> What is being asked: Except for the images, repeat the entries below word for word.
[Available records — start]
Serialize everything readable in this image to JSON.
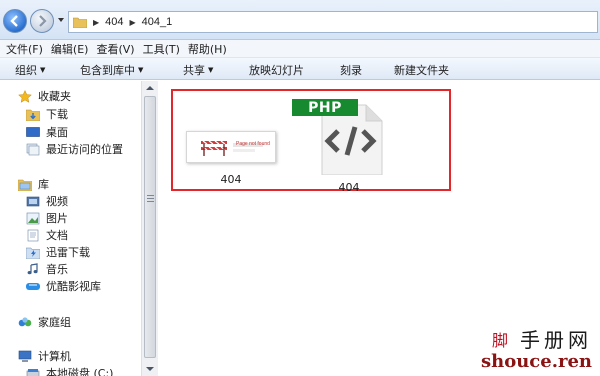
{
  "address": {
    "crumbs": [
      "404",
      "404_1"
    ]
  },
  "menu": [
    "文件(F)",
    "编辑(E)",
    "查看(V)",
    "工具(T)",
    "帮助(H)"
  ],
  "toolbar": {
    "organize": "组织",
    "include_library": "包含到库中",
    "share": "共享",
    "slideshow": "放映幻灯片",
    "burn": "刻录",
    "new_folder": "新建文件夹"
  },
  "nav": {
    "favorites": "收藏夹",
    "downloads": "下载",
    "desktop": "桌面",
    "recent": "最近访问的位置",
    "libraries": "库",
    "videos": "视频",
    "pictures": "图片",
    "documents": "文档",
    "xunlei": "迅雷下载",
    "music": "音乐",
    "youku": "优酷影视库",
    "homegroup": "家庭组",
    "computer": "计算机",
    "local_disk": "本地磁盘 (C:)"
  },
  "files": [
    {
      "name": "404",
      "type": "image"
    },
    {
      "name": "404",
      "type": "php",
      "badge": "PHP"
    }
  ],
  "thumbnail_text": "Page not found",
  "watermark": {
    "logo_text": "脚",
    "line1": "手册网",
    "line2": "shouce.ren"
  },
  "colors": {
    "highlight": "#e3262a",
    "php_badge": "#178a2f"
  }
}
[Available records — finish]
> Result for this task:
Serialize everything readable in this image to JSON.
{
  "address": {
    "crumbs": [
      "404",
      "404_1"
    ]
  },
  "menu": [
    "文件(F)",
    "编辑(E)",
    "查看(V)",
    "工具(T)",
    "帮助(H)"
  ],
  "toolbar": {
    "organize": "组织",
    "include_library": "包含到库中",
    "share": "共享",
    "slideshow": "放映幻灯片",
    "burn": "刻录",
    "new_folder": "新建文件夹"
  },
  "nav": {
    "favorites": "收藏夹",
    "downloads": "下载",
    "desktop": "桌面",
    "recent": "最近访问的位置",
    "libraries": "库",
    "videos": "视频",
    "pictures": "图片",
    "documents": "文档",
    "xunlei": "迅雷下载",
    "music": "音乐",
    "youku": "优酷影视库",
    "homegroup": "家庭组",
    "computer": "计算机",
    "local_disk": "本地磁盘 (C:)"
  },
  "files": [
    {
      "name": "404",
      "type": "image"
    },
    {
      "name": "404",
      "type": "php",
      "badge": "PHP"
    }
  ],
  "thumbnail_text": "Page not found",
  "watermark": {
    "logo_text": "脚",
    "line1": "手册网",
    "line2": "shouce.ren"
  },
  "colors": {
    "highlight": "#e3262a",
    "php_badge": "#178a2f"
  }
}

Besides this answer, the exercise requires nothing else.